Exact copies of the lines below are the goal; any images in them are dropped.

App and web page records:
+++++

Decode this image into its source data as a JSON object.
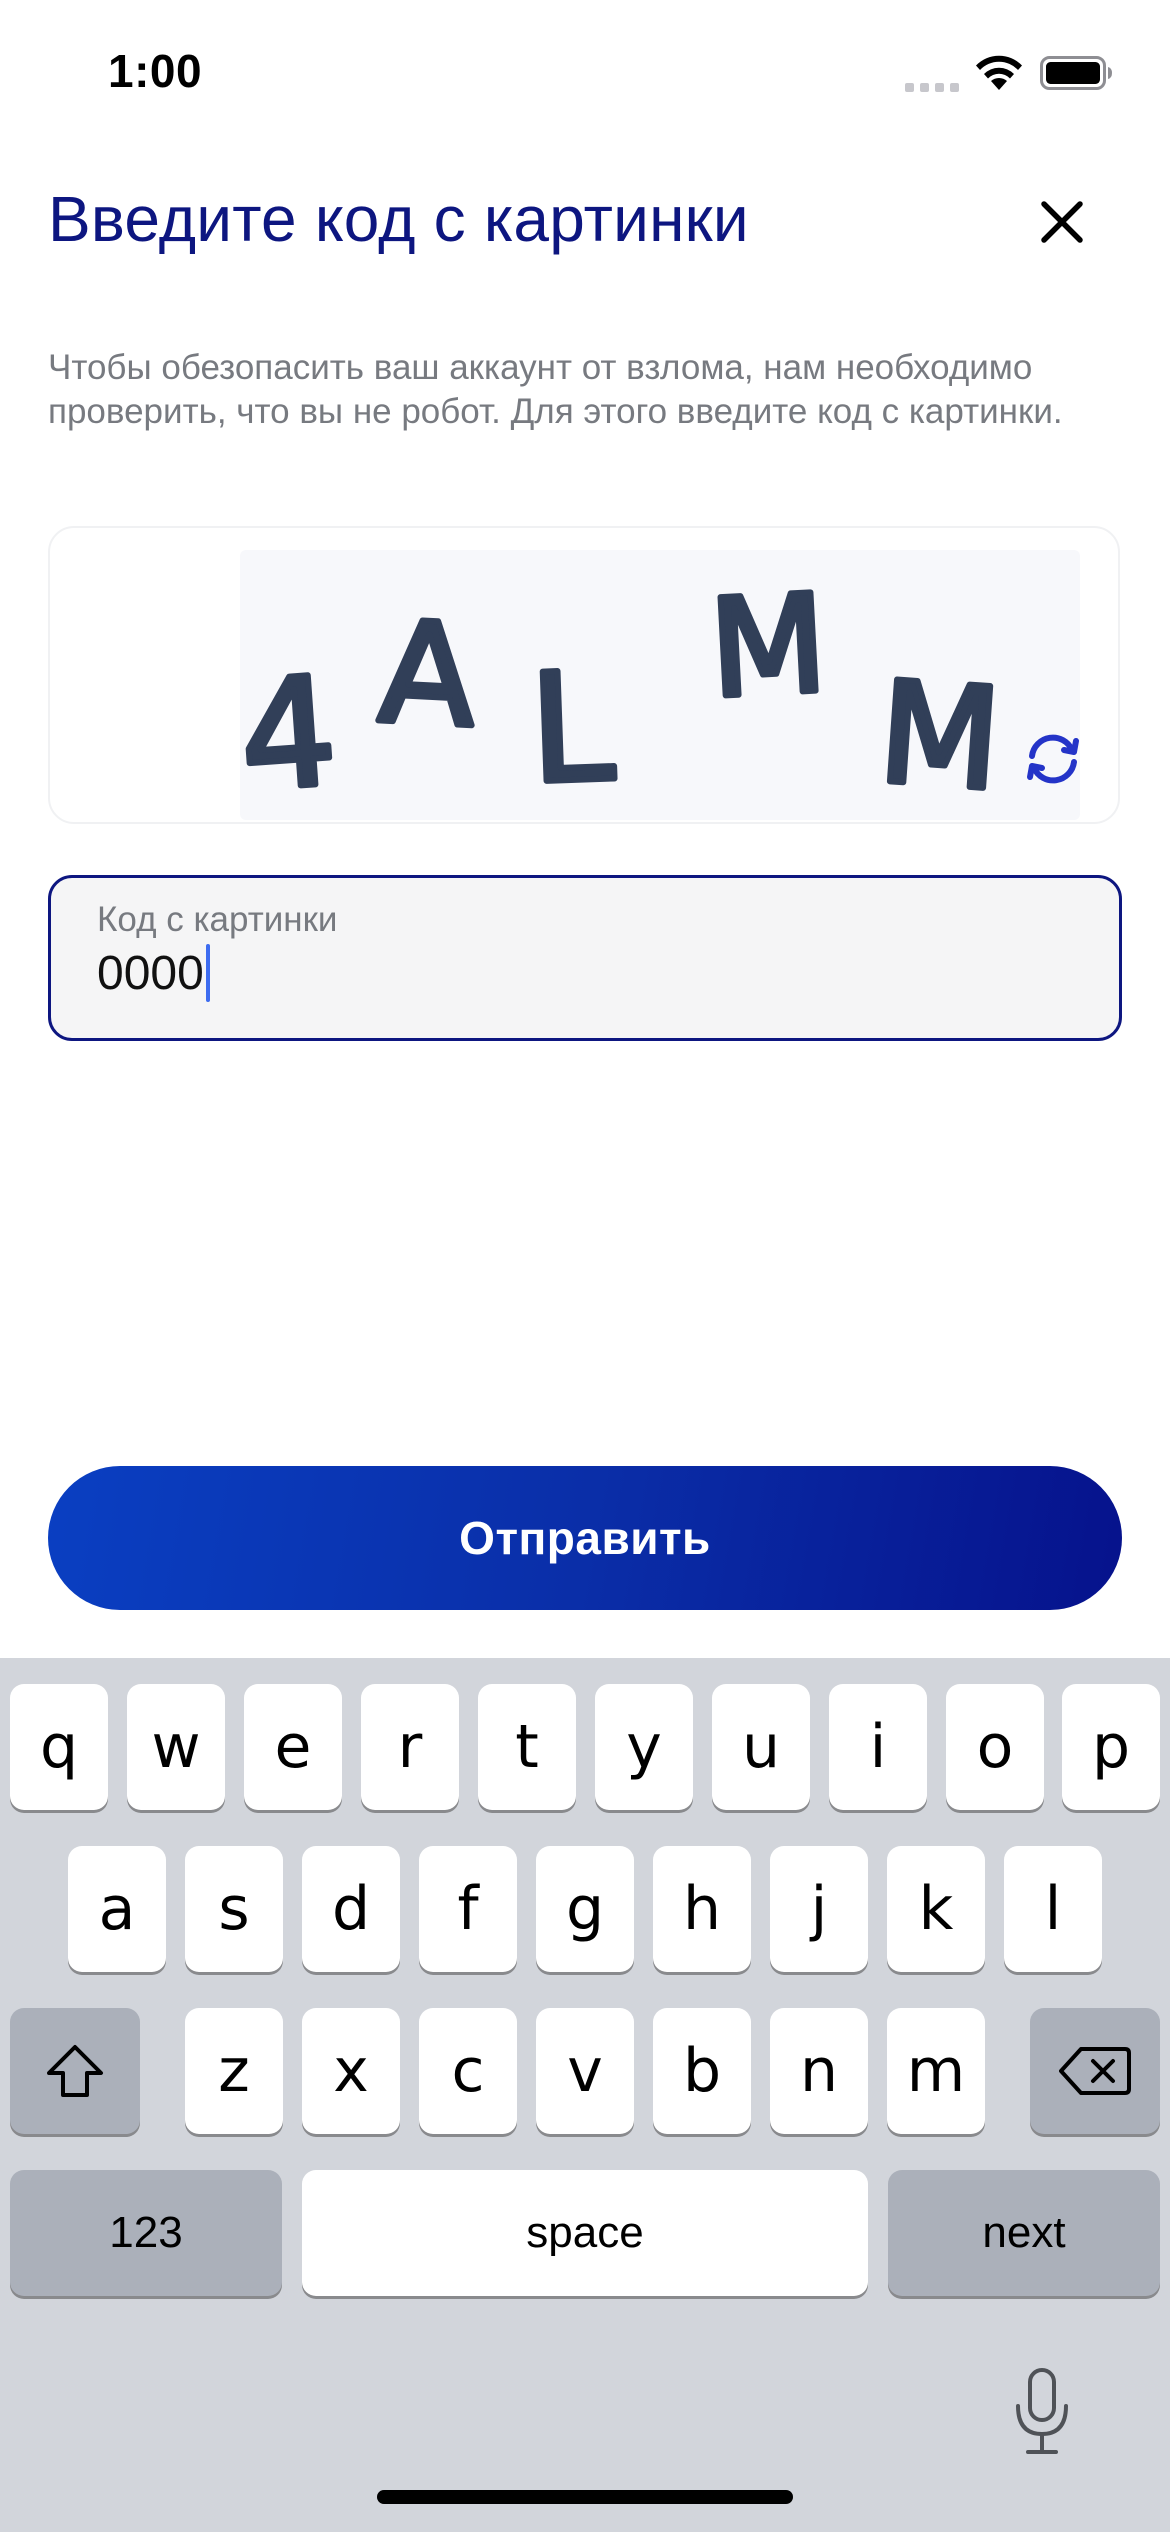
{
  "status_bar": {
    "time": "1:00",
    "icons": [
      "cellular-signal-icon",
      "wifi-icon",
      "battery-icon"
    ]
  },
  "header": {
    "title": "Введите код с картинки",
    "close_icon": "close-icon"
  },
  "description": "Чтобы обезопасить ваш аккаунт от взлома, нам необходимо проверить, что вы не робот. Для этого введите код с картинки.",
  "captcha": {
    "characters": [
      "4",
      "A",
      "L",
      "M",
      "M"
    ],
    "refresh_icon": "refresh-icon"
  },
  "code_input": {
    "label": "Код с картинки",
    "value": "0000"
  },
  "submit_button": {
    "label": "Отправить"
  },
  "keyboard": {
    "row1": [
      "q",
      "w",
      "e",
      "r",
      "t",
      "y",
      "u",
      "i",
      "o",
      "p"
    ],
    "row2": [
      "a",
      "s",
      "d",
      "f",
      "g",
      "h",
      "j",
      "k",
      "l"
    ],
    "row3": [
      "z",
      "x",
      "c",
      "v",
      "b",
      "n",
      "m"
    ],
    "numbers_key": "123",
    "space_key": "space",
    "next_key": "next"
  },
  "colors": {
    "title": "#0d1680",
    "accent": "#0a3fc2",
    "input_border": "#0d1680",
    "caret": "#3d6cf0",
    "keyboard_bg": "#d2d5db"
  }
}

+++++

* _ANSWER BELOW_
Decode this image into its source data as a JSON object.
{
  "status_bar": {
    "time": "1:00",
    "icons": [
      "cellular-signal-icon",
      "wifi-icon",
      "battery-icon"
    ]
  },
  "header": {
    "title": "Введите код с картинки",
    "close_icon": "close-icon"
  },
  "description": "Чтобы обезопасить ваш аккаунт от взлома, нам необходимо проверить, что вы не робот. Для этого введите код с картинки.",
  "captcha": {
    "characters": [
      "4",
      "A",
      "L",
      "M",
      "M"
    ],
    "refresh_icon": "refresh-icon"
  },
  "code_input": {
    "label": "Код с картинки",
    "value": "0000"
  },
  "submit_button": {
    "label": "Отправить"
  },
  "keyboard": {
    "row1": [
      "q",
      "w",
      "e",
      "r",
      "t",
      "y",
      "u",
      "i",
      "o",
      "p"
    ],
    "row2": [
      "a",
      "s",
      "d",
      "f",
      "g",
      "h",
      "j",
      "k",
      "l"
    ],
    "row3": [
      "z",
      "x",
      "c",
      "v",
      "b",
      "n",
      "m"
    ],
    "numbers_key": "123",
    "space_key": "space",
    "next_key": "next"
  },
  "colors": {
    "title": "#0d1680",
    "accent": "#0a3fc2",
    "input_border": "#0d1680",
    "caret": "#3d6cf0",
    "keyboard_bg": "#d2d5db"
  }
}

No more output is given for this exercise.